Web page and app entries
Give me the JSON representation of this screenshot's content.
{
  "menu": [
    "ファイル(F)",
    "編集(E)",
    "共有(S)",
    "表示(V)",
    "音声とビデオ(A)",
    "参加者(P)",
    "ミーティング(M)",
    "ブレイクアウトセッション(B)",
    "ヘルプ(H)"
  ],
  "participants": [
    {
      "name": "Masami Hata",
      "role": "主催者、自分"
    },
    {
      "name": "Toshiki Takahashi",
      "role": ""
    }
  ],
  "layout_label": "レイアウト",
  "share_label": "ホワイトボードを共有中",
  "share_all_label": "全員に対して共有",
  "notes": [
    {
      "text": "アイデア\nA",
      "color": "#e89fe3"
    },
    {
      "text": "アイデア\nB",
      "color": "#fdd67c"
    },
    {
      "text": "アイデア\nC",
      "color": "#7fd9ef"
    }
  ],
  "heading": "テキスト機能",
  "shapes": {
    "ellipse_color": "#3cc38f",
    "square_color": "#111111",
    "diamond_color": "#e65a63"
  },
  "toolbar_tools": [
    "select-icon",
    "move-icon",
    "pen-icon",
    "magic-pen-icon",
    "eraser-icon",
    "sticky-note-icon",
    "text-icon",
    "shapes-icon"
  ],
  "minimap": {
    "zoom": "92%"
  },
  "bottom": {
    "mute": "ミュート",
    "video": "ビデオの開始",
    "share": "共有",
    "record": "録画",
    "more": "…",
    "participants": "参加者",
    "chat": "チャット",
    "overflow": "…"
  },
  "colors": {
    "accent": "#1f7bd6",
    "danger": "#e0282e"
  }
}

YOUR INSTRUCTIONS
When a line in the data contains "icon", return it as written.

RESPONSE TO THE EXERCISE
    "select-icon",
    "move-icon",
    "pen-icon",
    "magic-pen-icon",
    "eraser-icon",
    "sticky-note-icon",
    "text-icon",
    "shapes-icon"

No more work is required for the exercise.